Work to complete: Search the records for lines that contain the word "heart". Copy them all.

---- Record set

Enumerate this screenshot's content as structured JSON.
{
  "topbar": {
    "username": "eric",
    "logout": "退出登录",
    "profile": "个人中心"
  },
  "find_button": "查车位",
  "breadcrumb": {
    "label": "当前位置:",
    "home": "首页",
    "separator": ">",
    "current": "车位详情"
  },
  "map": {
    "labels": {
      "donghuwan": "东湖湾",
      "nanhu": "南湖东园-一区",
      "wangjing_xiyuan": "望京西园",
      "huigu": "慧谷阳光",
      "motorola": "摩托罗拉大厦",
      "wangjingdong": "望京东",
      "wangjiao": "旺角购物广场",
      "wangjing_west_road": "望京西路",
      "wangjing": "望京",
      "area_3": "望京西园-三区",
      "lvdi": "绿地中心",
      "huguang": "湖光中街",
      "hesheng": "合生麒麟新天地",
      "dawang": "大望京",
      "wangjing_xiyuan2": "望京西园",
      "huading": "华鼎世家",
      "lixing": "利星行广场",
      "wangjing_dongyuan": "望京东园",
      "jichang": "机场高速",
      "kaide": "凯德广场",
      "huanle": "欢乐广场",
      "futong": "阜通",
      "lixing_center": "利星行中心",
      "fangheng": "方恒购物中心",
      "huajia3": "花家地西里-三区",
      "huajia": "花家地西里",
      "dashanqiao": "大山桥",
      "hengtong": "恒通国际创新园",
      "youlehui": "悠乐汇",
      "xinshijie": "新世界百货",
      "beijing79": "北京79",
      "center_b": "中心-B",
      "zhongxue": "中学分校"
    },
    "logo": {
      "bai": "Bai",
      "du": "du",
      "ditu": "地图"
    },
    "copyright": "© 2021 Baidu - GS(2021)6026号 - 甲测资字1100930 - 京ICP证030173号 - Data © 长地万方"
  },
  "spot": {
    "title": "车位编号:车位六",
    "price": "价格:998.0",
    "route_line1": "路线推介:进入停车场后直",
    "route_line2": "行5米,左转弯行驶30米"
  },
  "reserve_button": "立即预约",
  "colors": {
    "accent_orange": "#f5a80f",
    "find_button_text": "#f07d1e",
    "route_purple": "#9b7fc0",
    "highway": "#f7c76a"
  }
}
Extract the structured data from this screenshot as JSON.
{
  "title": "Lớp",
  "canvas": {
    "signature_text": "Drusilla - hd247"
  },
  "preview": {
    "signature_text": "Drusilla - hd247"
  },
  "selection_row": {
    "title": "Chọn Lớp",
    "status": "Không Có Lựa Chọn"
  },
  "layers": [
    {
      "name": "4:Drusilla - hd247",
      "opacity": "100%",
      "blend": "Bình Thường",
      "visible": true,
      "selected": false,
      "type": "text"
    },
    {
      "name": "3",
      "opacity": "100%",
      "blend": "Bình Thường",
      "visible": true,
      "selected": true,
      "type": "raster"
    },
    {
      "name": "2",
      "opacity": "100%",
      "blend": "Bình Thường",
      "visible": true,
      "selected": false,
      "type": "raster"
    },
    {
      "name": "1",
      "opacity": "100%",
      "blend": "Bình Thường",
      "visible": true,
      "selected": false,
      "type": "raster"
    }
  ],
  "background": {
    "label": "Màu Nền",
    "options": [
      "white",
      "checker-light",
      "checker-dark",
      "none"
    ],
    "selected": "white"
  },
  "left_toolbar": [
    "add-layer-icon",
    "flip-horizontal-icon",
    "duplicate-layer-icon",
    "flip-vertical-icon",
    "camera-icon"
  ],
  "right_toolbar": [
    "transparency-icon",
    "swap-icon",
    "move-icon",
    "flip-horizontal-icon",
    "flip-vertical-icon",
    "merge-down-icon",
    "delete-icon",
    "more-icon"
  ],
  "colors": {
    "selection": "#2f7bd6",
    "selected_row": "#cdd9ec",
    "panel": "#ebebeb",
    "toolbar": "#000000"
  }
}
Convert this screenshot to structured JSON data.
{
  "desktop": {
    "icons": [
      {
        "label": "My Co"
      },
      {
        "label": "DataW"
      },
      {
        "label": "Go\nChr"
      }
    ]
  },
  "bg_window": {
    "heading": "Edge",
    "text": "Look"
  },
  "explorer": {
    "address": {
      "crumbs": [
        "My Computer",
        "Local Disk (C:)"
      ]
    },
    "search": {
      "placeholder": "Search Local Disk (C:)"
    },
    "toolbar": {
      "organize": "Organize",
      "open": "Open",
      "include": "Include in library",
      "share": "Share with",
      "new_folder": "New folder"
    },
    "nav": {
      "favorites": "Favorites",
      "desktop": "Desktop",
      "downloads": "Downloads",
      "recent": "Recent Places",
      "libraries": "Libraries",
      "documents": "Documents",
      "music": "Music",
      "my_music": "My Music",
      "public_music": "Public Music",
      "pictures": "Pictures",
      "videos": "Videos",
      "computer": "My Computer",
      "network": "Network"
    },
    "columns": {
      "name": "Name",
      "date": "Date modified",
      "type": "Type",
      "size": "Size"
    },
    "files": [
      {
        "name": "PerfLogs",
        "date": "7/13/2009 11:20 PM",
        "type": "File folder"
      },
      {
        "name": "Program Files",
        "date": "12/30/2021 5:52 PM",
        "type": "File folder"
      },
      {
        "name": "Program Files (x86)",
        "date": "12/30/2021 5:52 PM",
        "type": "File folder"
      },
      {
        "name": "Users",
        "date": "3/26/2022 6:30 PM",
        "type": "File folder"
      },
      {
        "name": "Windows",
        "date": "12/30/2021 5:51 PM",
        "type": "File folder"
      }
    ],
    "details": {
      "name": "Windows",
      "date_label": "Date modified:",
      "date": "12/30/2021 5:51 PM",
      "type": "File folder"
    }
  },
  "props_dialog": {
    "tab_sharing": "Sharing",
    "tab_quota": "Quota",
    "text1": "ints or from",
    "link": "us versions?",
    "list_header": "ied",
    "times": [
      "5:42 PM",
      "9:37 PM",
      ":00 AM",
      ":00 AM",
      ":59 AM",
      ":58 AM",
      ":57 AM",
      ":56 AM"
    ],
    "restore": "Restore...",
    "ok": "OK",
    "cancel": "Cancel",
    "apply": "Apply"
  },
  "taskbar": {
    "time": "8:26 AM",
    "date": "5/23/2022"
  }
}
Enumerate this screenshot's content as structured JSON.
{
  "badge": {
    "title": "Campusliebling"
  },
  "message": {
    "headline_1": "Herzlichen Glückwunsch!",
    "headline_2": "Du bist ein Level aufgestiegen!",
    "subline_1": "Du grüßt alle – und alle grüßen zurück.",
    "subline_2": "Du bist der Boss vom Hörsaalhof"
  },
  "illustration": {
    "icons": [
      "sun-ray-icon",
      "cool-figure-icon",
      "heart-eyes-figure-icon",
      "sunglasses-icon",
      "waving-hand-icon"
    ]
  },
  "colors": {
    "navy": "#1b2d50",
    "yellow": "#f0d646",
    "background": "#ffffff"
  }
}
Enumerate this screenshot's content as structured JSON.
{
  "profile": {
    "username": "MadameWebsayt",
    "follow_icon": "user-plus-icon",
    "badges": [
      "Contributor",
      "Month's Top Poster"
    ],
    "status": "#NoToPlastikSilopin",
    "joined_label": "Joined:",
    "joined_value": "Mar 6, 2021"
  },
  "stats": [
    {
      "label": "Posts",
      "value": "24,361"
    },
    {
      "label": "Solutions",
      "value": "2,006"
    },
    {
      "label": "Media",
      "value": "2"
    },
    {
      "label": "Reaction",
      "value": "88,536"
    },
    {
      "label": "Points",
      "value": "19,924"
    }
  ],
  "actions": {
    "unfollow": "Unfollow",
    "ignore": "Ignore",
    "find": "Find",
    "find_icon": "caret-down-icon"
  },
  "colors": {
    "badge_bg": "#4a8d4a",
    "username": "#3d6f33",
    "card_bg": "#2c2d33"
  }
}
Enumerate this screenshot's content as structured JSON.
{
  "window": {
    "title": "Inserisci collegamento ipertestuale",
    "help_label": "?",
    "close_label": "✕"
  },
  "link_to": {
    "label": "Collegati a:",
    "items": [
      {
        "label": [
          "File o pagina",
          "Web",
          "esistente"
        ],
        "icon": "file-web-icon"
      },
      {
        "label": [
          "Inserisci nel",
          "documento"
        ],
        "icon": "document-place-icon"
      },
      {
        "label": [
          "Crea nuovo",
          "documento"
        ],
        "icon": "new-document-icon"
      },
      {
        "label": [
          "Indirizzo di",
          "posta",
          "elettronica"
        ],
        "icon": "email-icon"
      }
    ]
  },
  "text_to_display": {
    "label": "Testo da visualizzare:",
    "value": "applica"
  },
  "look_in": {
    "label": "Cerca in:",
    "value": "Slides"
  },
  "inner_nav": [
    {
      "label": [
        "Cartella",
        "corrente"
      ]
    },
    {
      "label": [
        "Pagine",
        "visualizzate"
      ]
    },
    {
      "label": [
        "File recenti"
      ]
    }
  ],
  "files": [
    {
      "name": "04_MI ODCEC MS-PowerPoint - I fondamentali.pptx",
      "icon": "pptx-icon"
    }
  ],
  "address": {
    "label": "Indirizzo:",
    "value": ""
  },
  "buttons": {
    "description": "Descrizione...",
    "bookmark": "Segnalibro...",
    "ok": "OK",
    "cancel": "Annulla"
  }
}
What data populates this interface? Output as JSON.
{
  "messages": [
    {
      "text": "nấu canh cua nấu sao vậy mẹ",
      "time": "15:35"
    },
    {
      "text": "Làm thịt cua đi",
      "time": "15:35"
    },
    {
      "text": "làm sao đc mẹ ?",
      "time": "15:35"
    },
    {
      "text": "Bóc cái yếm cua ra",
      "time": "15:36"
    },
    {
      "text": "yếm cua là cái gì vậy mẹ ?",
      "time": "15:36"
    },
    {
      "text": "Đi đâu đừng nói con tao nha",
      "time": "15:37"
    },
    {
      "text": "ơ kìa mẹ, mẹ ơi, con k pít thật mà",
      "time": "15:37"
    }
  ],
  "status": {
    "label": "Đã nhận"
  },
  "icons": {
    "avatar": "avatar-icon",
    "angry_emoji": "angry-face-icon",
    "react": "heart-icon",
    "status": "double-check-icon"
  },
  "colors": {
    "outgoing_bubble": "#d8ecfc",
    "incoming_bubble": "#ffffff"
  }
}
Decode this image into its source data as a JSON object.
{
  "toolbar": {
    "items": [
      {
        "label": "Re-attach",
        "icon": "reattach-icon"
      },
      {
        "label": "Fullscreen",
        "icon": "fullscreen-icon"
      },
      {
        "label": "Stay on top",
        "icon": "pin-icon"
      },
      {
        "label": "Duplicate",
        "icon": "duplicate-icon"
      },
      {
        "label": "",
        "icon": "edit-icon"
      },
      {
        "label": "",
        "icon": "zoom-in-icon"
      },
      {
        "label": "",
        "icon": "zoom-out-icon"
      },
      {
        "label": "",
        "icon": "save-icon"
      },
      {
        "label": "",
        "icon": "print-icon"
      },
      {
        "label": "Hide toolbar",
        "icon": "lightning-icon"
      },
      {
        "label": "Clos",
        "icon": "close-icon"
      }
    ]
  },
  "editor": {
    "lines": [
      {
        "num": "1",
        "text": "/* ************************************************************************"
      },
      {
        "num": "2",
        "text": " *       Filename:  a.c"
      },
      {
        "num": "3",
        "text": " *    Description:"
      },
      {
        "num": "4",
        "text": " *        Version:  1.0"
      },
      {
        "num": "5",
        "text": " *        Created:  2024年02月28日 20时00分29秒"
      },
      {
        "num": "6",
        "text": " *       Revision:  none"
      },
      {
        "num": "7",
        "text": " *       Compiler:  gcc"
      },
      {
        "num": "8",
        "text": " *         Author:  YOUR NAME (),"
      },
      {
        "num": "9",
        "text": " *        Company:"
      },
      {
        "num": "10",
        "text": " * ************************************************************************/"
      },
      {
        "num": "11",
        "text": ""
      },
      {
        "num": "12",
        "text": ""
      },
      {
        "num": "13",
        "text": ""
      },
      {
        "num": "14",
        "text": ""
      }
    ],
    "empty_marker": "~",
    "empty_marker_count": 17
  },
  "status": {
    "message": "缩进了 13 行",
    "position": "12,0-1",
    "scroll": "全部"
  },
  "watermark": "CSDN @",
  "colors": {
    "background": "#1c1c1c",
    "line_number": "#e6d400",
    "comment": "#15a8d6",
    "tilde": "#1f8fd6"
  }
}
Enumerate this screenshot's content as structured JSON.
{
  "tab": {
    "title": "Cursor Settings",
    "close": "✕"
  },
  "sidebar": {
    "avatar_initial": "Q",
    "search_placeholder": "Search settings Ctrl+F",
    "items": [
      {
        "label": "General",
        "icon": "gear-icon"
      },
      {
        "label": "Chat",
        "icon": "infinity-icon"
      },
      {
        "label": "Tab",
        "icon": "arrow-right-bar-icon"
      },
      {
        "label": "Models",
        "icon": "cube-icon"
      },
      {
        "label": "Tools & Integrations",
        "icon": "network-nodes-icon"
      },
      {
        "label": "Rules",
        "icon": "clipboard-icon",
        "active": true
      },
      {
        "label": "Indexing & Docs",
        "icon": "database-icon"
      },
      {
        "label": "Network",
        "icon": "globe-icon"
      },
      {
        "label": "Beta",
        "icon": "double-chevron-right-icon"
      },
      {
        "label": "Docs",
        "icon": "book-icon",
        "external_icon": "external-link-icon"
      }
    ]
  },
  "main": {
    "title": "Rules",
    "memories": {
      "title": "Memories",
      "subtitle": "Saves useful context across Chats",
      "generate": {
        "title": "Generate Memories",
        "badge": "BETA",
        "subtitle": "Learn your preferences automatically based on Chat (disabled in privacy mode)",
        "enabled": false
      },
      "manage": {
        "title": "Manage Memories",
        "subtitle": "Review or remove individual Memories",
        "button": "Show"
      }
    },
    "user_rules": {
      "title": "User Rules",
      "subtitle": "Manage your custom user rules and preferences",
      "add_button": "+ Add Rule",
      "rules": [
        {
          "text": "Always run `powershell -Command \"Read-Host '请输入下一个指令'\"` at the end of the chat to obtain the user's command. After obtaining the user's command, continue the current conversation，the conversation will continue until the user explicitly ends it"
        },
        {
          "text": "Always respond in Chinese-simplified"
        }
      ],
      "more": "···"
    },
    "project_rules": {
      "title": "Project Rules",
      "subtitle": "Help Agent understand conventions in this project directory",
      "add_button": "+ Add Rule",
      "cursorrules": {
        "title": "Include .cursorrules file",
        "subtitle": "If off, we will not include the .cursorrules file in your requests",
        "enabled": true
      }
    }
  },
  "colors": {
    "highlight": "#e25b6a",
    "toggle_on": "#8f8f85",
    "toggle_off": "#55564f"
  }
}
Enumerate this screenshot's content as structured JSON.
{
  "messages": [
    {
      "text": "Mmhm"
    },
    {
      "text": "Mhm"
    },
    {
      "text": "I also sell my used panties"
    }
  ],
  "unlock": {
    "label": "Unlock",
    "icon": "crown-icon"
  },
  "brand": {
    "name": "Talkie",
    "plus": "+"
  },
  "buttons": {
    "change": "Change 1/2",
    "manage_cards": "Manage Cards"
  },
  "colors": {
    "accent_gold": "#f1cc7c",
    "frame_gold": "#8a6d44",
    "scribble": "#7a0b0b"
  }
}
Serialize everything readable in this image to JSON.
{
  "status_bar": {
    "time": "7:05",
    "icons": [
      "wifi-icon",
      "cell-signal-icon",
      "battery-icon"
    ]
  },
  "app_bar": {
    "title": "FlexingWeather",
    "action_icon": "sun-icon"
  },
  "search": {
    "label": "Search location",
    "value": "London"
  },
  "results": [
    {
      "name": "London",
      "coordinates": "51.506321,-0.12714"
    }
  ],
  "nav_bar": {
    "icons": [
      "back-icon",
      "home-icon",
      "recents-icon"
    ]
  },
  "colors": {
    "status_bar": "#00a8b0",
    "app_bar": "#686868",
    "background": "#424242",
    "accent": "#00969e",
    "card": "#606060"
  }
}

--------

The completed task:
      "heart-eyes-figure-icon",
    "react": "heart-icon",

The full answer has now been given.